He returns to his work, this time to shave pieces of aluminum to get the right fusion of metal. His current project is a crack on the support arm of an AAV-P7. The six-foot tear is longer than he is tall. But standing at 5-feet 4-inches means he can get into places his other team members cannot.
“He’s saved the Marine Corps $2.3 million dollars, this past quarter,” said Sgt. Aaron R. Doss, the AAV-R7 Crew Chief, Maintenance Detachment, CLB-13, 13th MEU and Lufkin, Texas native. “He’s keeping tracks from going to [upper echelon maintenance], so we can continue using them for training. He’s replaced engines, transmissions and steering units… It’s very rare to have a welder attached to an R-7 crew, even rarer to have someone with his huge set of skills.”
After MOS school he served with 1st Maintenance Battalion, 1st Marine Logistics Group, aboard Marine Corps Base Camp Pendleton. There he worked in a fabrication shop, making and repairing parts and components for heavy equipment and aircraft. In February 2012, he received orders to Maintenance Detachment, Combat Logistics Battalion 13, where he now serves with the AAV-R7 crew.
The bonds he makes between different metals are strong enough to endure the rigors of the Corps operations; however the bond between him and his Marines has a strength one cannot compare to mere metal.
“Navarrette has been part of our backbone,” said Sgt. Kenneth E. Schlegel, lead mechanic for the AAV-R7, Maintenance Detachment, CLB-13, 13th MEU, and Sloat, Calif. native. “He motivates us; he keeps calm and keeps morale up. He’s part of what makes us successful. We have a good crew.”

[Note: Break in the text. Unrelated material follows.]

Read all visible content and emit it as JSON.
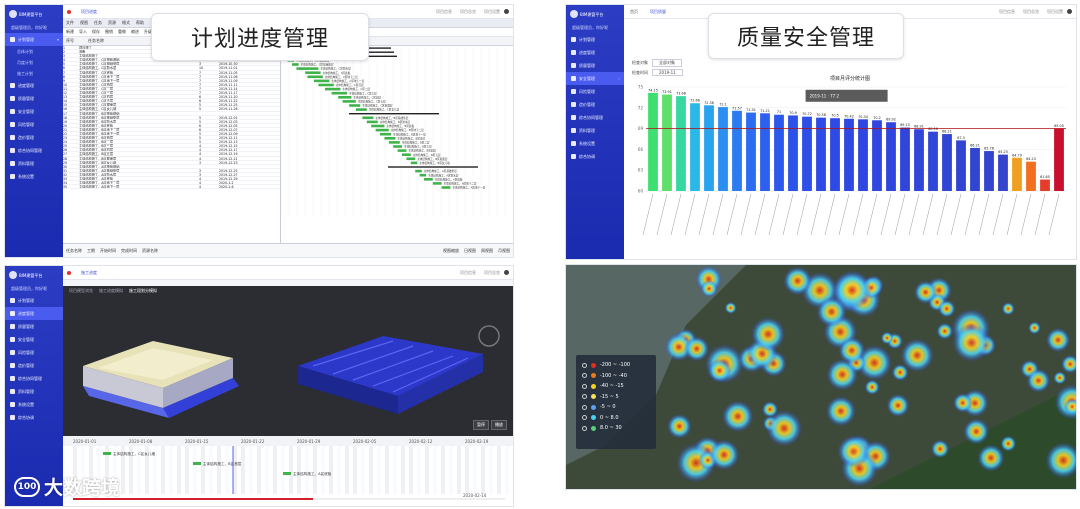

He rarely takes breaks throughout the day, only for the scant puff of a cigarette or the beckoning of meal time. The repair of the AAV he is fixing is usually reserved for factory level maintenance. However, deployment currently hinders their chance to ship it back to the states for repair.
The long distance between the U.S. and the Harpers Ferry also means it takes longer for parts to arrive on ship. This means being a good steward of supplies and resourcefulness, something Navarrette has no trouble with at all.
“When we were recently in Hawaii doing training in the field and we didn’t have scrap aluminum to use as filler of any welds,” said Schlegel in a surprised tone. “Sure enough he found some and he was able to make good use of it. We were all shocked, considering a lot of us didn’t know the island.”
His hard work ethic and resourcefulness hasn’t gone unnoticed. Marines in his section have nominated him for Non Commissioned Officer of the Quarter for13th MEU, a competition between the best corporals and sergeants within the unit that tests their merits, knowledge and leadership.
“It was a mixture of me and Sgt. Doss deciding to nominate him for NCO of the Quarter,” said Staff Sgt. Michael V. Rios, Maintenance Detachment SNOIC, CLB-13, 13th MEU and Beaumont, Calif. native. “He’s been doing great things. Corporal Navarrette is that guy who you can fire and forget. You tell him what needs to be done, he’ll take what needs to be done and exceed expectations. Not only will he do what needs to be done, he’ll pull people under his wing and teach them so they can assist him on his projects.”
After three hours of welding, grinding and cleaning, the tear is welded shut. He brushes metal shavings out of his thick black hair and cleans up his work area and puts tools away. Being the only Marine welder also means that it won’t be long till he again pulls them out for another job.
“I enjoy that my work is never the same every day,” said Navarrette. “Every part I work on, every repair is different. That makes it a challenge, and I like that.”
On the horizon, he plans to work toward his journeyman certifications of which he already has 2,000 of the required 8,000 hours. He is also seeking to re-enlist and continue serving the Marine Corps.
Through his continuous hard work, knowledge resourcefulness and even chutzpah, the Marines and Sailors aboard the Harpers Ferry have someone they can depend on when Murphy’s Law makes life a challenge on the ocean or on land.